▸ **TASK BRIEF**:
Filter out all lines without the word "kind" from the data below, please, and copy the rest.

[THE INPUT — start]

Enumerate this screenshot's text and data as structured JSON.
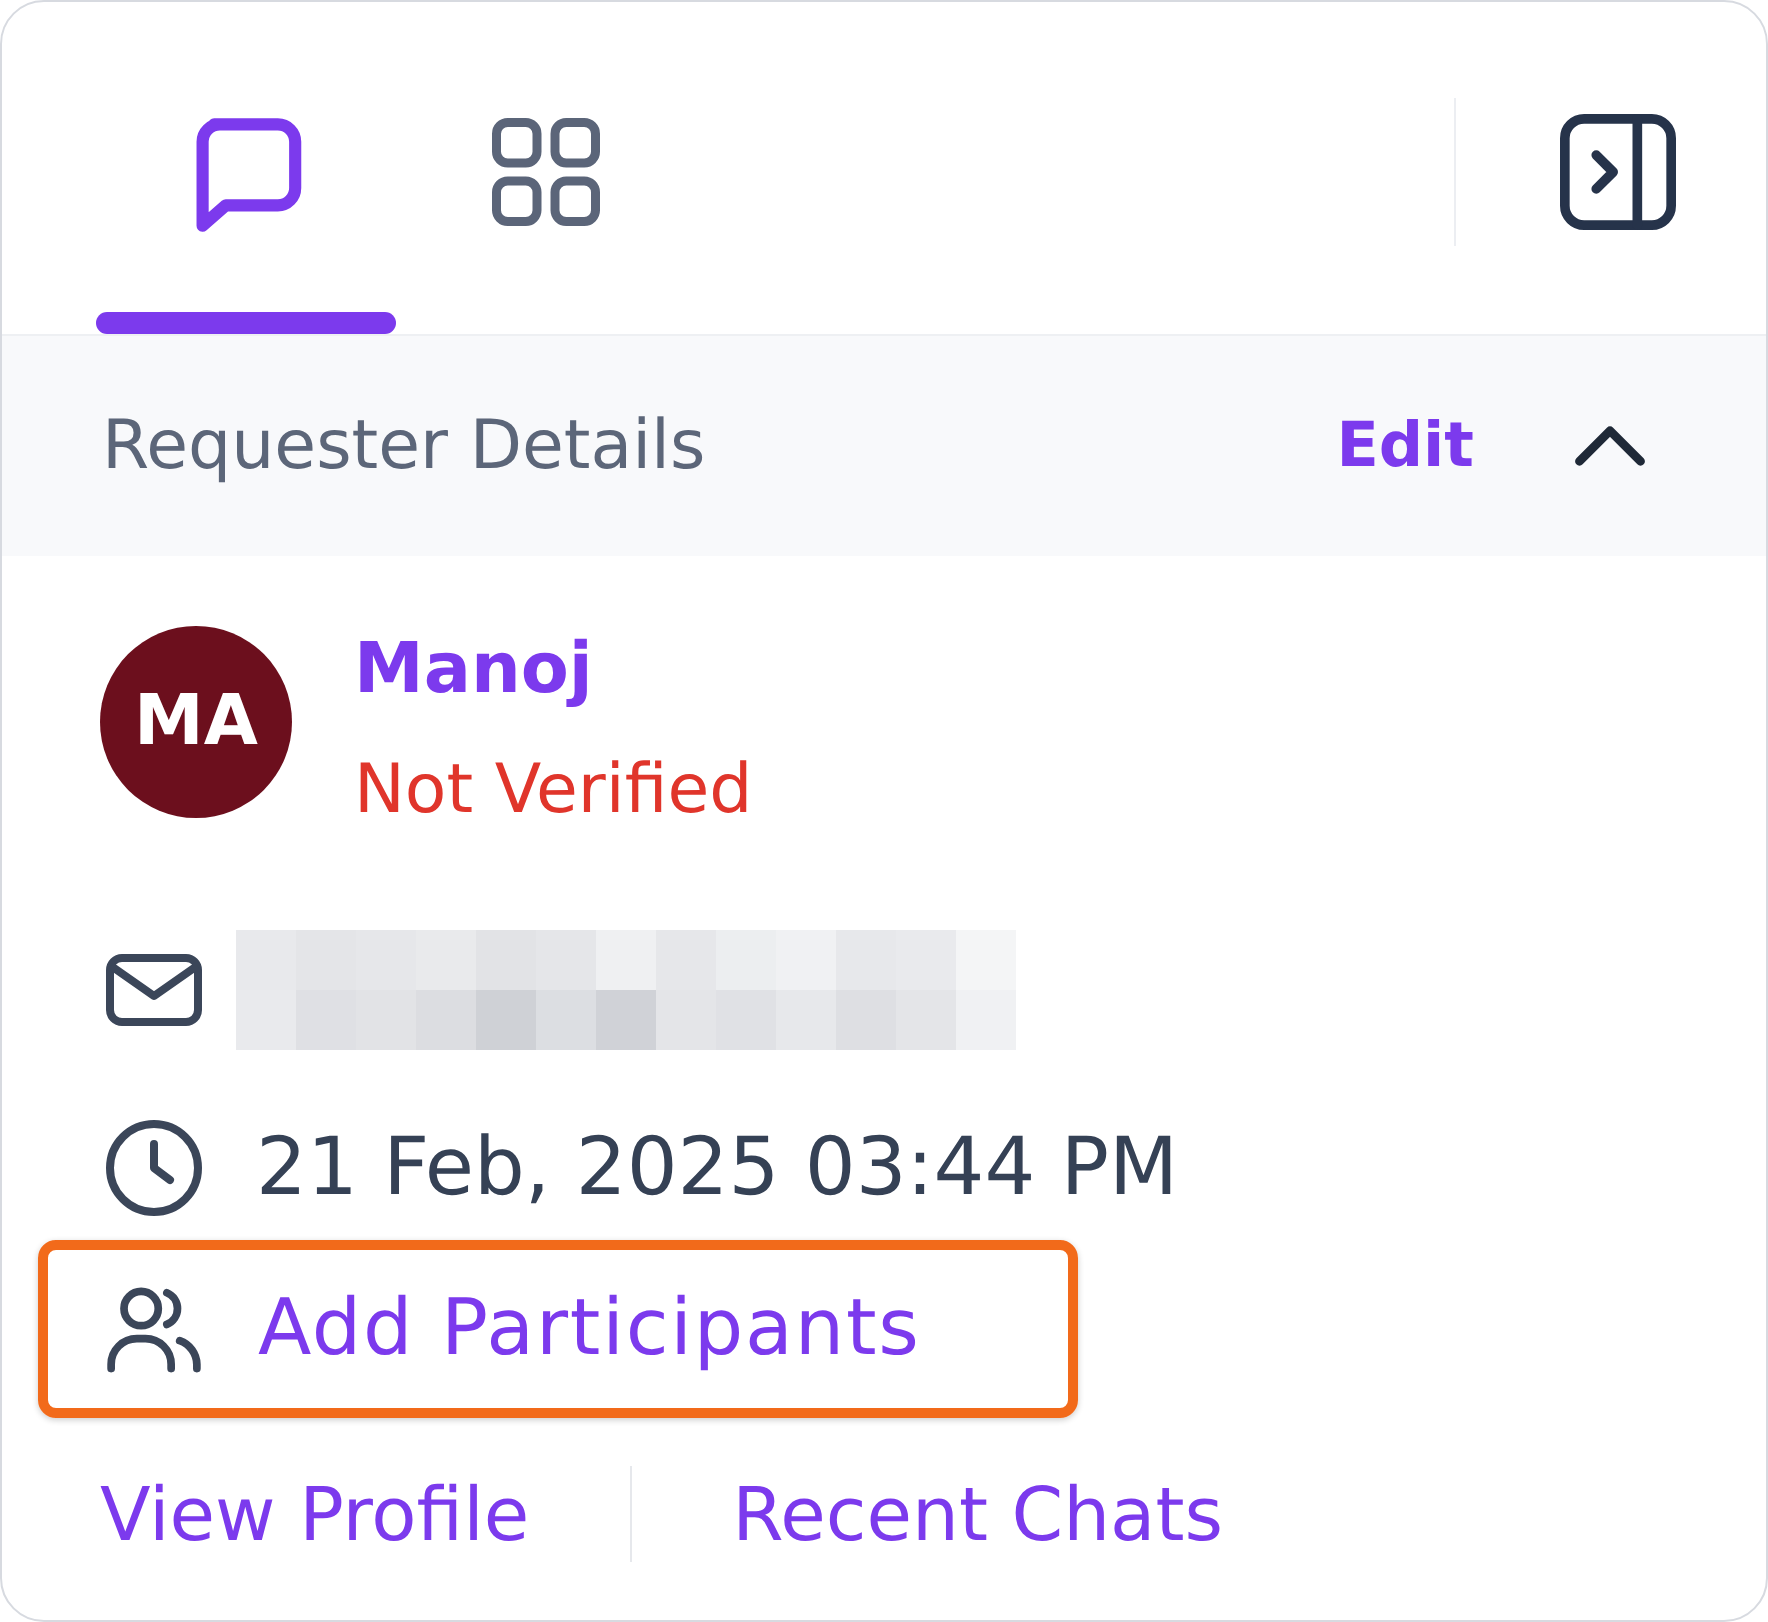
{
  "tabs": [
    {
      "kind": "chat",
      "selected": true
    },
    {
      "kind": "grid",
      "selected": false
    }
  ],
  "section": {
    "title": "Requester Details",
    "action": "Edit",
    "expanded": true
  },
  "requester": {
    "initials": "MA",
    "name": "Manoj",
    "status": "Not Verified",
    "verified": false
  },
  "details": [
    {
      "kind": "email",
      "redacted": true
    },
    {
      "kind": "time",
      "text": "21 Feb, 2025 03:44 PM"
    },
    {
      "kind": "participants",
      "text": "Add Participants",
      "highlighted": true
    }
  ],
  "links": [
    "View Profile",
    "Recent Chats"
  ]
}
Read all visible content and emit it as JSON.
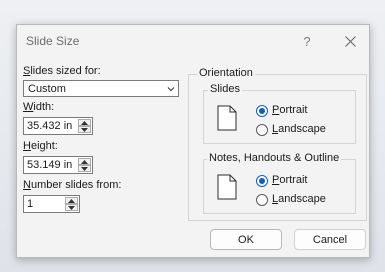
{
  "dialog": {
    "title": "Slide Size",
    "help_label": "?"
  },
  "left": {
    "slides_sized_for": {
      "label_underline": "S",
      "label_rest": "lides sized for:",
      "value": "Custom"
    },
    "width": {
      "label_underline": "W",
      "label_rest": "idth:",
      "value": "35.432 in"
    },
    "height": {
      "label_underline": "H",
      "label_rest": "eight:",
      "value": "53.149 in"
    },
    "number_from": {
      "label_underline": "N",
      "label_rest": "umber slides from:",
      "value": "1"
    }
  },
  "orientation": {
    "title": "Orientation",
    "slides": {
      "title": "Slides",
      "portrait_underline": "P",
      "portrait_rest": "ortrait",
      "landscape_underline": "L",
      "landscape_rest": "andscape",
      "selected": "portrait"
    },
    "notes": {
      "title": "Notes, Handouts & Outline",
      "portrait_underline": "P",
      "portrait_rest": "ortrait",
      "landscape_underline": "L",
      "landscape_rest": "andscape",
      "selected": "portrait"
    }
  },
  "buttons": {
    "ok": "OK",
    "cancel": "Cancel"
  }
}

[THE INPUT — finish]
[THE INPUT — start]

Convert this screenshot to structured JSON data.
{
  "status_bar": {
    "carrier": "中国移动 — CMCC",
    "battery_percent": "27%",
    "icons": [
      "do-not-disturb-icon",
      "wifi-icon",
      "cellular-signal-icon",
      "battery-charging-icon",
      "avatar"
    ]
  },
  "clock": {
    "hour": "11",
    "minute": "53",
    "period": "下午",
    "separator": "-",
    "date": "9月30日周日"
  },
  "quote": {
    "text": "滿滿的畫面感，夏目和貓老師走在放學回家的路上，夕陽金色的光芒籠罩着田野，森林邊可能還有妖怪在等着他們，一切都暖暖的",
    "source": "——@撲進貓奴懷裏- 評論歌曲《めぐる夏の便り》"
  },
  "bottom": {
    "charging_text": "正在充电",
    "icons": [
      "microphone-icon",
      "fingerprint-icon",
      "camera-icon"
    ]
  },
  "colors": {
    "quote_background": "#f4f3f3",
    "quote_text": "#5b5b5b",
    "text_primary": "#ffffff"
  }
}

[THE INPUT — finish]

▸ **ANSWER TO THE EXERCISE**:
      "kind": "chat",
      "kind": "grid",
      "kind": "email",
      "kind": "time",
      "kind": "participants",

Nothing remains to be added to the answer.